George Bernard Shaw was an Irish playwright, literary critic and a social reformer. He accepted the Nobel Prize for literature in 1925. He was born on July 26, 1856 in a lower-middle class family, in Dublin, Ireland. He was the third child and the only son of George Carr Shaw, a corn miller, and Lucinda Elisabeth (Gurly) Shaw a professional singer and a voice teacher. The family didn’t have very much money to send George to the best private school or university. He attended several regular schools in his hometown in Dublin. George developed a profound knowledge of music, art and literature which originated from his mother’s influence and a few of his visits to the National Gallery of Ireland.
When George was 15, his mother decided to leave his father taking her two daughters to pursue her singing and music teaching career in London. George stayed behind and worked as a junior clerk for an estate office to support his father and himself. In 1876, he finally convinced himself to leave Dublin and his father and join his mother and sisters in London. His mother and his older sister had established a successful music career for them in London. When his father died in 1885, he didn’t attend the funeral, and neither did his mother and his surviving sister (the other sister had died previously). While in London, George had high hopes of becoming a writer, but unfortunately he continually experienced frustration and poverty. He depended heavily on his mother to help him financially. He spent a lot of his time in libraries and in the British Museum reading room writing novels and educating himself. He soon joined other public street speakers and gave lectures on socialism standing on soapboxes on street corners. He quickly became one of the most sought after public speakers in England. He wrote “Fabian Manifest”, “Fabianism and the Empire” and “Socialism for Millionaire” and many other articles. He tried to have his written work published but every publisher in London continuously rejected the writings.

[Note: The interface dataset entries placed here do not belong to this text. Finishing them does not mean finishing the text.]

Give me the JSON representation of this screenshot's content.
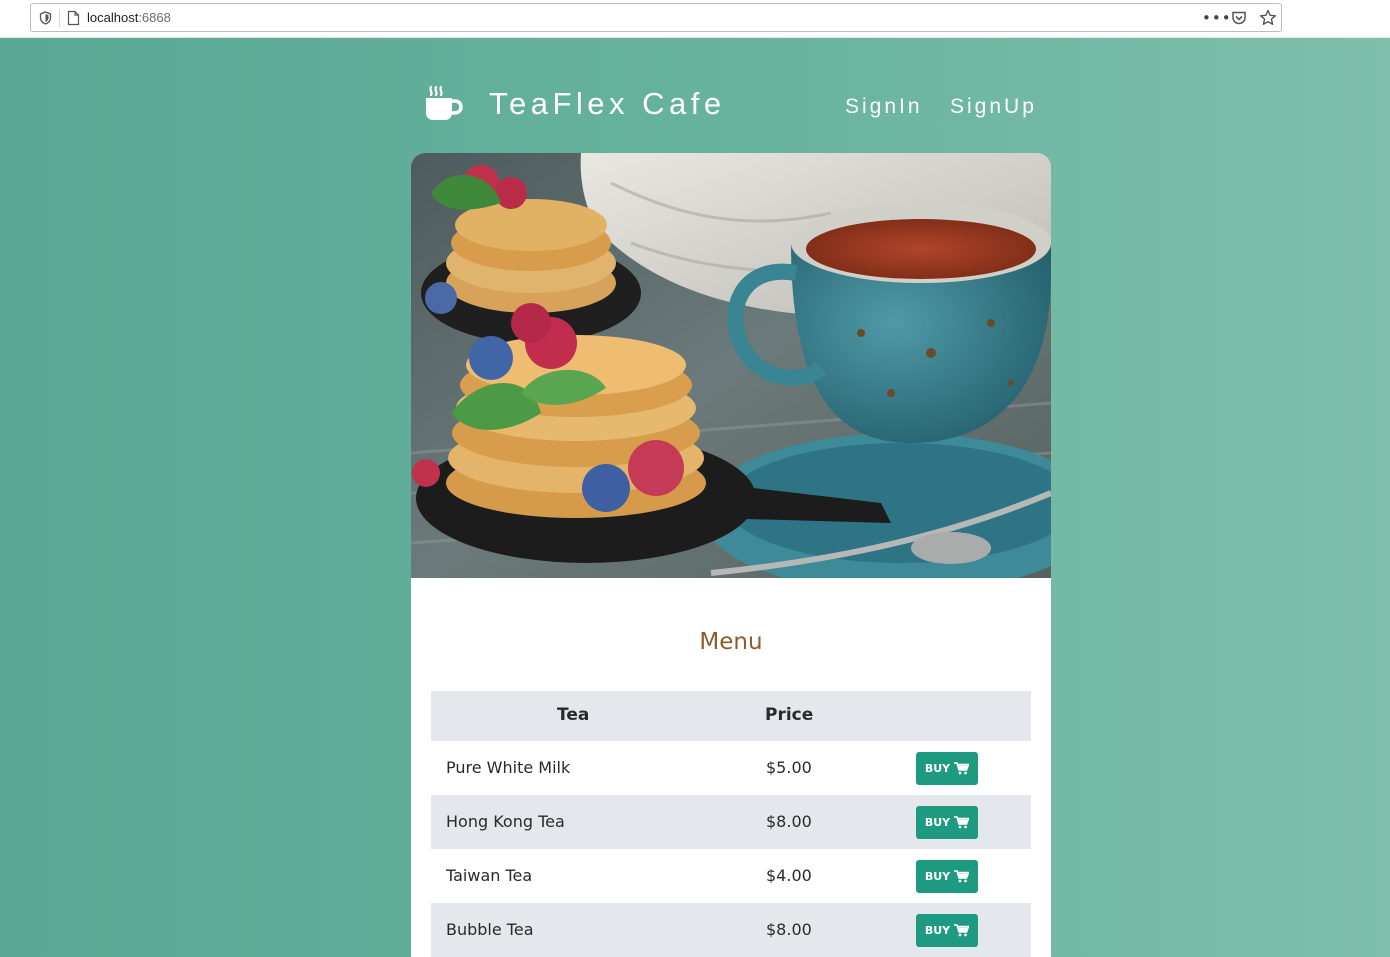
{
  "browser": {
    "url_host": "localhost",
    "url_port": ":6868",
    "more_icon": "•••"
  },
  "header": {
    "brand_icon": "coffee-cup-icon",
    "brand_title": "TeaFlex Cafe",
    "nav": [
      {
        "label": "SignIn"
      },
      {
        "label": "SignUp"
      }
    ]
  },
  "menu": {
    "title": "Menu",
    "columns": [
      "Tea",
      "Price"
    ],
    "rows": [
      {
        "name": "Pure White Milk",
        "price": "$5.00",
        "button": "BUY"
      },
      {
        "name": "Hong Kong Tea",
        "price": "$8.00",
        "button": "BUY"
      },
      {
        "name": "Taiwan Tea",
        "price": "$4.00",
        "button": "BUY"
      },
      {
        "name": "Bubble Tea",
        "price": "$8.00",
        "button": "BUY"
      }
    ]
  },
  "colors": {
    "background": "#66b29d",
    "accent_button": "#1e9a80",
    "menu_title": "#8a5d2e",
    "table_header": "#e4e7ec"
  }
}
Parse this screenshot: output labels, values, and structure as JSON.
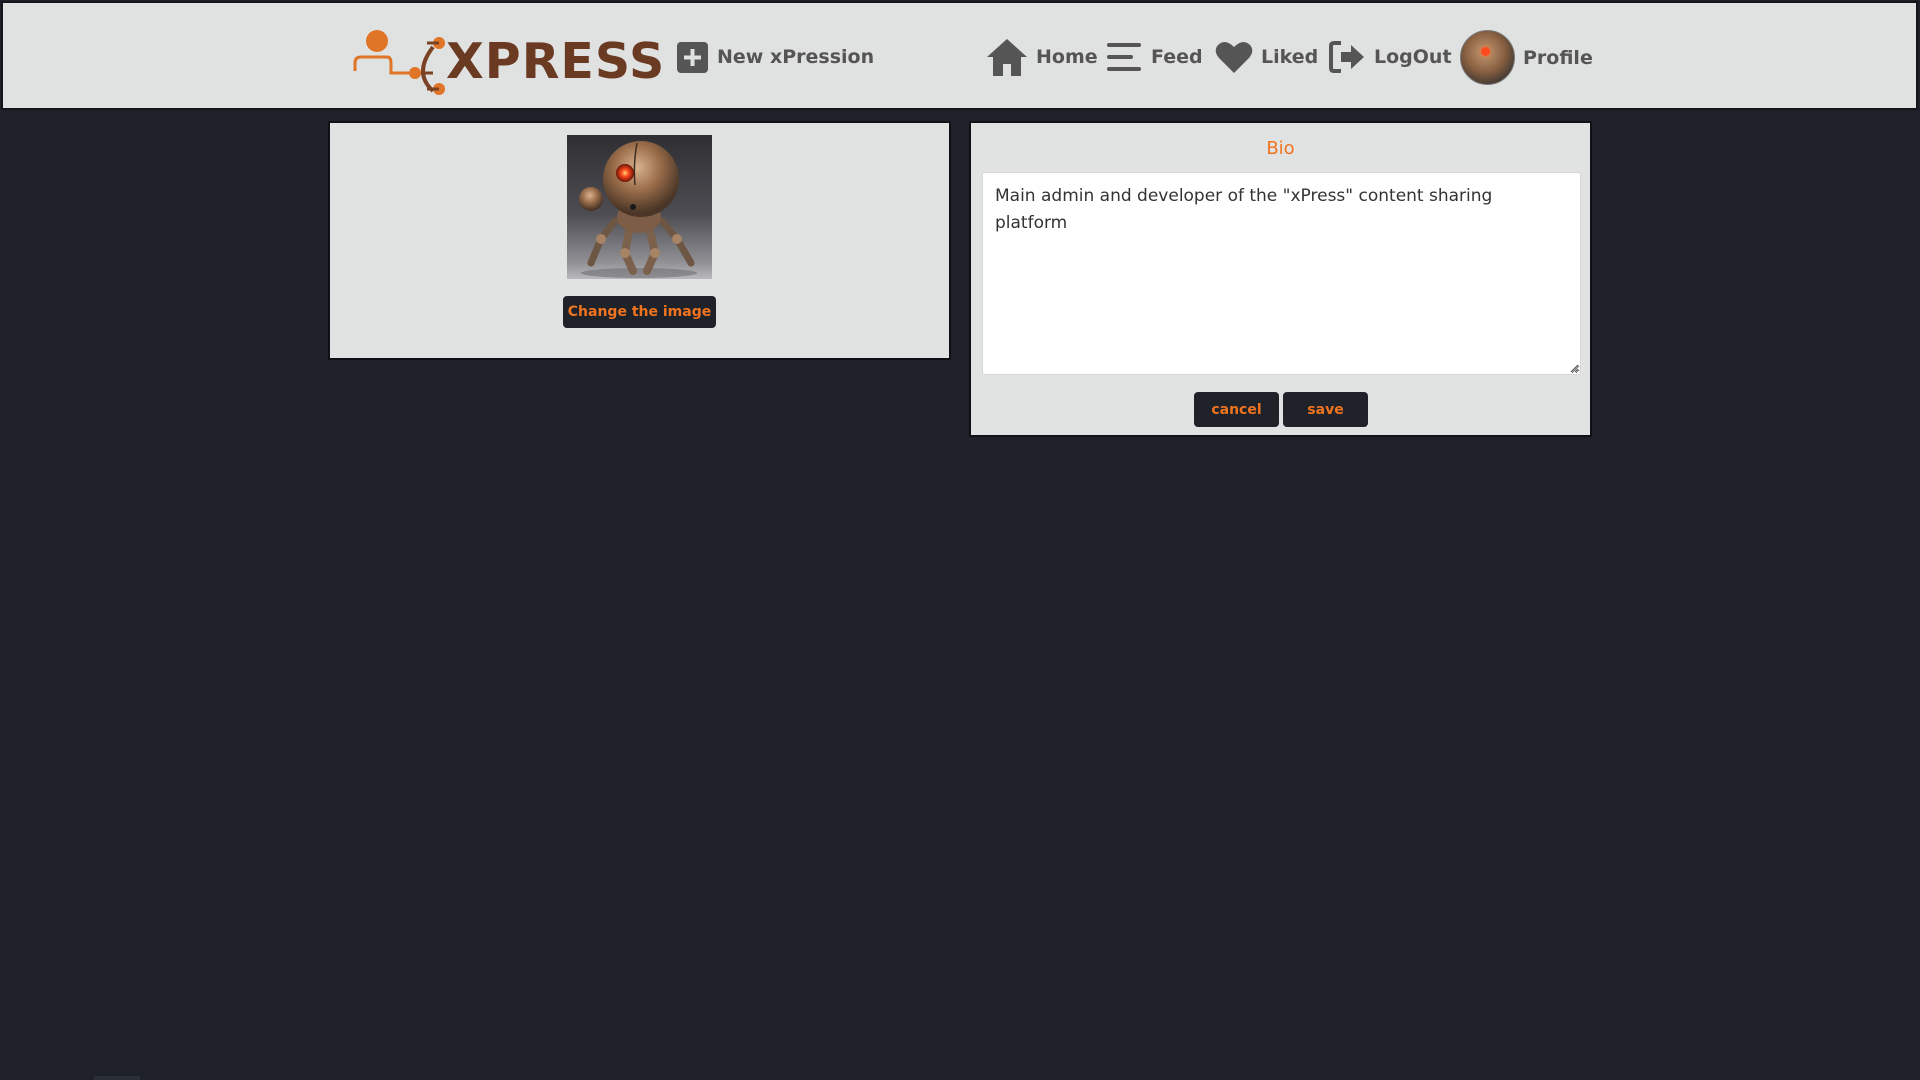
{
  "brand": {
    "logo_text": "XPRESS",
    "accent_color": "#f0741f",
    "logo_color": "#6b3a22",
    "icon": "person-node-logo-icon"
  },
  "nav": {
    "new_expression": {
      "label": "New xPression",
      "icon": "plus-square-icon"
    },
    "home": {
      "label": "Home",
      "icon": "home-icon"
    },
    "feed": {
      "label": "Feed",
      "icon": "bars-icon"
    },
    "liked": {
      "label": "Liked",
      "icon": "heart-icon"
    },
    "logout": {
      "label": "LogOut",
      "icon": "sign-out-icon"
    },
    "profile": {
      "label": "Profile",
      "icon": "avatar"
    }
  },
  "image_panel": {
    "change_image_label": "Change the image"
  },
  "bio_panel": {
    "title": "Bio",
    "text": "Main admin and developer of the \"xPress\" content sharing platform",
    "cancel_label": "cancel",
    "save_label": "save"
  },
  "colors": {
    "page_background": "#1e2128",
    "panel_background": "#e1e2e2",
    "button_background": "#1f2229",
    "nav_text": "#555555"
  }
}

His first success started on September 17, 1894 after he wrote “Arms and the Man” which was presented on the American soil at the Herald Square Theater in New York by Richard Mansfield. His work began to quickly take off especially in the U.S. theatre and worldwide. Gradually, he started to reach popularity and fame but not yet in English Theater until ten years later around 1904. He became one of the most magnificent journalists in London. Some of his greatest works for the stage are “Caesar and Cleopatra”, “the Don Juan in Hell”, Episode of “Man and superman”, “Heartbreak house” and many more. In 1898, George decided to cease working as a theatre critic and marry Charlotte Payne Townsend, a wealthy Irish woman. It’s been said that his marriage to his wife Charlotte was no more than a platonic relationship. Anyhow, they stayed married until her death in 1943. Being a celebrity, George continued to be involved in local and international politics, writing plays and travelling the world. He visited the Soviet Union having been invited by Stalin himself.
George Bernard Shaw had lived a long and prosperous life. He died in 1950 at the age of 94. He died from complications of his injuries caused by falling from a ladder while pruning a tree on his property at Ayot St. Lawrence in Hetfordshire outside of London.